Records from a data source

────────────────────

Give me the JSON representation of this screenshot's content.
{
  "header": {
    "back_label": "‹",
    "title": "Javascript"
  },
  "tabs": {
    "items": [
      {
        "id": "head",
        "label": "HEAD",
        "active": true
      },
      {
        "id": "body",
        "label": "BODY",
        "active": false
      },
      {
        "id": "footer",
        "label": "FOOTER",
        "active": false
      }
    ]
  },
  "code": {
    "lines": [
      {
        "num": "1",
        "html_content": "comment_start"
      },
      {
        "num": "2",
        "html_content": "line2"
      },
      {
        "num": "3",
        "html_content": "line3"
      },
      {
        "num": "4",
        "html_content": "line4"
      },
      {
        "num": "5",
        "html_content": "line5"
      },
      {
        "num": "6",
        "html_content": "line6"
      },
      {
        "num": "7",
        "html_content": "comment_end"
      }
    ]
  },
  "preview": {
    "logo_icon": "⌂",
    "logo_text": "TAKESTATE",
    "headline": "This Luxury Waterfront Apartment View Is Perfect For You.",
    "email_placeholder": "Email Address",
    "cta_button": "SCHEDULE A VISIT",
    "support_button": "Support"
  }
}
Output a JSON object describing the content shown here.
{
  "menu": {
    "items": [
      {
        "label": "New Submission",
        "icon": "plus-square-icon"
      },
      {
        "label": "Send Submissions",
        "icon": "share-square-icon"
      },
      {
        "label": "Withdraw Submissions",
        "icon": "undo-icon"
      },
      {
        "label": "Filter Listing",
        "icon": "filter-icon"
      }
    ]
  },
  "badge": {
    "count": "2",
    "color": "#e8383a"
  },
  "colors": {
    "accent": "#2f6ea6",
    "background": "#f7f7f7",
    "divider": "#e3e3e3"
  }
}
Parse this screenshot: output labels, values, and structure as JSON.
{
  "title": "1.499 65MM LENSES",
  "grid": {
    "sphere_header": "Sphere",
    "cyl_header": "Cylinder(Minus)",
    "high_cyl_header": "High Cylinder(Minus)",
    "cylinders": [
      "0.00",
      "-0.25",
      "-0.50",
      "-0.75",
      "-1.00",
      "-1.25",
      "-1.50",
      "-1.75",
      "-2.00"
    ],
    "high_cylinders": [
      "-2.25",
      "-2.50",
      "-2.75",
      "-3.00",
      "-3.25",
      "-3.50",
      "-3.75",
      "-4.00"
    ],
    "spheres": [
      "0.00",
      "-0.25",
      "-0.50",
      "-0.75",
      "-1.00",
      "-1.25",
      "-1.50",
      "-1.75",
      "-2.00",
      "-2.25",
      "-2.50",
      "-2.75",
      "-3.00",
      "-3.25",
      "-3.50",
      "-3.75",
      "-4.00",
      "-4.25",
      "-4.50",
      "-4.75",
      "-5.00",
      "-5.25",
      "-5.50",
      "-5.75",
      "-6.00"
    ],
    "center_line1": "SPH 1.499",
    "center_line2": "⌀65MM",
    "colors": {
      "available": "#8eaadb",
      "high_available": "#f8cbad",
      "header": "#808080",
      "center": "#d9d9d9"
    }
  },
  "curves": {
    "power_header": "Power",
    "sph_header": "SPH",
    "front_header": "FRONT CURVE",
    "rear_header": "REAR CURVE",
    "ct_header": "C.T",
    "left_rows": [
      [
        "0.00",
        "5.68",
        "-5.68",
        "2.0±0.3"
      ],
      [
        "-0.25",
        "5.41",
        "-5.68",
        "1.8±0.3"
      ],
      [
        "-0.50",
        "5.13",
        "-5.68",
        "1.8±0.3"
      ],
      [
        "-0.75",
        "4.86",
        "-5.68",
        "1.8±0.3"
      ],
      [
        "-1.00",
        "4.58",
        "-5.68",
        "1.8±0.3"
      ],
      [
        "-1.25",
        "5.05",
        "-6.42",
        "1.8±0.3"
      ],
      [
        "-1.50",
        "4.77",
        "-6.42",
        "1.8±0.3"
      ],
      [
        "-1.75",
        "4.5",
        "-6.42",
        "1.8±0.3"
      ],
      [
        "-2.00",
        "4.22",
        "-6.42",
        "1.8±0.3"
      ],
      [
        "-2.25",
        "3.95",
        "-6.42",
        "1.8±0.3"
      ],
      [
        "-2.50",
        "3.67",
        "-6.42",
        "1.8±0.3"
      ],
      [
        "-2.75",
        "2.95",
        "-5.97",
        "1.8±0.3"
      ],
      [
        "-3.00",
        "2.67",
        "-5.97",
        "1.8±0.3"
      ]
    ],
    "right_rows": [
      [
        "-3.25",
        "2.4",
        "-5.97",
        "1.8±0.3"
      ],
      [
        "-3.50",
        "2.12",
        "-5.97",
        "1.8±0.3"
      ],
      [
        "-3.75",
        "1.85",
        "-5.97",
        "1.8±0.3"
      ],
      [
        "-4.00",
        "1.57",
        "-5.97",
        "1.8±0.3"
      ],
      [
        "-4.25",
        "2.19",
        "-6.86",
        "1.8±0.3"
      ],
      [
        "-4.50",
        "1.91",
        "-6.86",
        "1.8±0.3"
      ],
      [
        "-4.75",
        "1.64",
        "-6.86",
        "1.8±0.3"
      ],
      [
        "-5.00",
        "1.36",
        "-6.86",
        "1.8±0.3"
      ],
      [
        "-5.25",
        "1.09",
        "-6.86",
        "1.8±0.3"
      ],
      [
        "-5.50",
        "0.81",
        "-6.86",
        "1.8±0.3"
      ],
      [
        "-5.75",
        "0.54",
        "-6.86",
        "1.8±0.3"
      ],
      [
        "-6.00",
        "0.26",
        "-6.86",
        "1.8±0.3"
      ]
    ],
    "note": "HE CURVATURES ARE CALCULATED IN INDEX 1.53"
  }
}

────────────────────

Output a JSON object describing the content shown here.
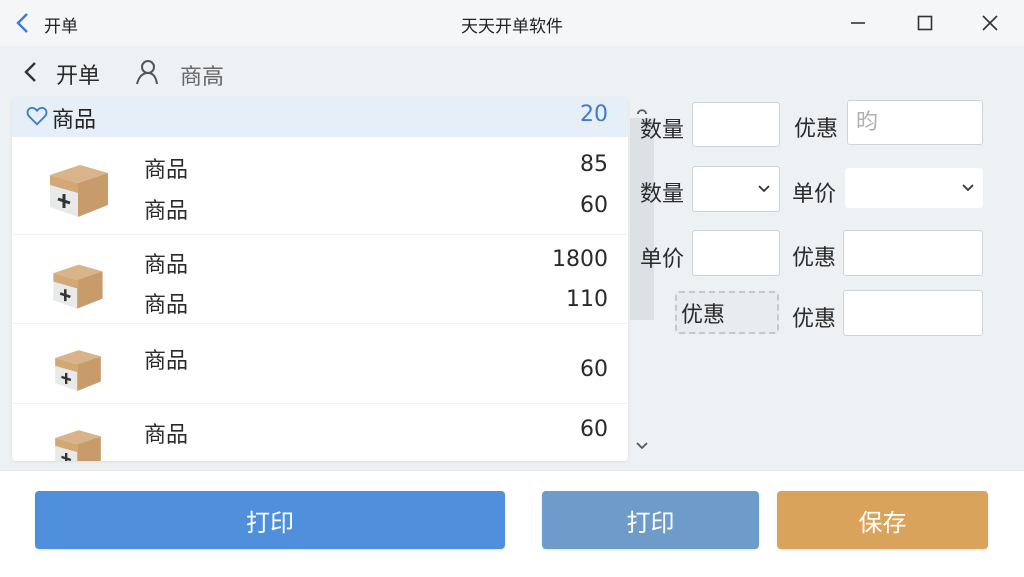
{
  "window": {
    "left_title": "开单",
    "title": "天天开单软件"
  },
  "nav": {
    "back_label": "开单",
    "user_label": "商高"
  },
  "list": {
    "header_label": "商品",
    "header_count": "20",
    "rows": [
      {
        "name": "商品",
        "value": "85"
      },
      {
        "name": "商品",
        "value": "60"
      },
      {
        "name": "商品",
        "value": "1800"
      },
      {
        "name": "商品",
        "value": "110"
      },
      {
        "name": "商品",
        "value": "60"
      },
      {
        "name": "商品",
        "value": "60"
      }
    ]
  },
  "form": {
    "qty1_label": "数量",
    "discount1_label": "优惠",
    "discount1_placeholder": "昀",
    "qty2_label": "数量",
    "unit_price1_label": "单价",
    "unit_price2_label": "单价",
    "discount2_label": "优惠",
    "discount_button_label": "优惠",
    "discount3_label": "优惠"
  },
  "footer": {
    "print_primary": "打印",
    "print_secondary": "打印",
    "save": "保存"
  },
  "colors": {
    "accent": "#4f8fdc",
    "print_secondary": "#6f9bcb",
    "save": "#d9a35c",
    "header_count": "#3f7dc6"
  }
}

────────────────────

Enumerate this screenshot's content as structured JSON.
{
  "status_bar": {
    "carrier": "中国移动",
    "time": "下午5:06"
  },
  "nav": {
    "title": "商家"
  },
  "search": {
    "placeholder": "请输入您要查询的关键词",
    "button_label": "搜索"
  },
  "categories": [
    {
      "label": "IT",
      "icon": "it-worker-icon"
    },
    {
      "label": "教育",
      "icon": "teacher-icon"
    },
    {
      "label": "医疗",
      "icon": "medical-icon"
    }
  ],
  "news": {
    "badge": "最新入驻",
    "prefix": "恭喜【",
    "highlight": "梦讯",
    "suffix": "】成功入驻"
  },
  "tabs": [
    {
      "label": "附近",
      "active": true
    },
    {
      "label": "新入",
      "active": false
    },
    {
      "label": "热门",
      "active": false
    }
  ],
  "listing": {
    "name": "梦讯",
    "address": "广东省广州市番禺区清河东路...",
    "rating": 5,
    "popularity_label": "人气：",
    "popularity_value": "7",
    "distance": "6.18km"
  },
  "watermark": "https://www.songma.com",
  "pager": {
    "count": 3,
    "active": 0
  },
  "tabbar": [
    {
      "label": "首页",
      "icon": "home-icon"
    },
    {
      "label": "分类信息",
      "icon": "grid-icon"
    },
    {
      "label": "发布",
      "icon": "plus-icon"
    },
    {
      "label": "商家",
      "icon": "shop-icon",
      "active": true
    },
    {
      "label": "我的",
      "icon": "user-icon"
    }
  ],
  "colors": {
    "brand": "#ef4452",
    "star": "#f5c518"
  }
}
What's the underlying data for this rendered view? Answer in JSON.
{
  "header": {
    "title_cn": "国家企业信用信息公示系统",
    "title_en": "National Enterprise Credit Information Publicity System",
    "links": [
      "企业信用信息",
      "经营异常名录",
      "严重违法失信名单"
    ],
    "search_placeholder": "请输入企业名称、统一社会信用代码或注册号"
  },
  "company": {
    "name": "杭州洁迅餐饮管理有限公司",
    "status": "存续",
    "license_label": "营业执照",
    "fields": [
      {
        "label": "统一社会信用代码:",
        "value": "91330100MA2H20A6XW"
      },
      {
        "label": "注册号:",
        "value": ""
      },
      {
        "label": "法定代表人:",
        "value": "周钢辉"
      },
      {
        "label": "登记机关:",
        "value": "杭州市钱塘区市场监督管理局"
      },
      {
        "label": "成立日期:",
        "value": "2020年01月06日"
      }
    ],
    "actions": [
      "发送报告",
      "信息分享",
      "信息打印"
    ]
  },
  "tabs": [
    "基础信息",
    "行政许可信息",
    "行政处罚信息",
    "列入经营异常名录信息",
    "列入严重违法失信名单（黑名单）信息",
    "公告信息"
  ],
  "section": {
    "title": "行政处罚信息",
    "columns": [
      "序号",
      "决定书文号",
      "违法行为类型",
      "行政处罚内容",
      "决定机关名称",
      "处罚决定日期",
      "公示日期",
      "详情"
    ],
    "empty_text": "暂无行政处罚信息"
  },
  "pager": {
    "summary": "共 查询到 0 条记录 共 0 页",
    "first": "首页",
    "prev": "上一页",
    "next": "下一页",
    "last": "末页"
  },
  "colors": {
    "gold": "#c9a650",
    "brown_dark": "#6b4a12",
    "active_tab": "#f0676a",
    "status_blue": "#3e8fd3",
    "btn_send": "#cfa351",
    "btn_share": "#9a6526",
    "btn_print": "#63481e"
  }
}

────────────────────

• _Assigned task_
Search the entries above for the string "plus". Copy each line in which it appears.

• _Answer area_
        "icon": "plus-square-icon"
      "icon": "plus-icon"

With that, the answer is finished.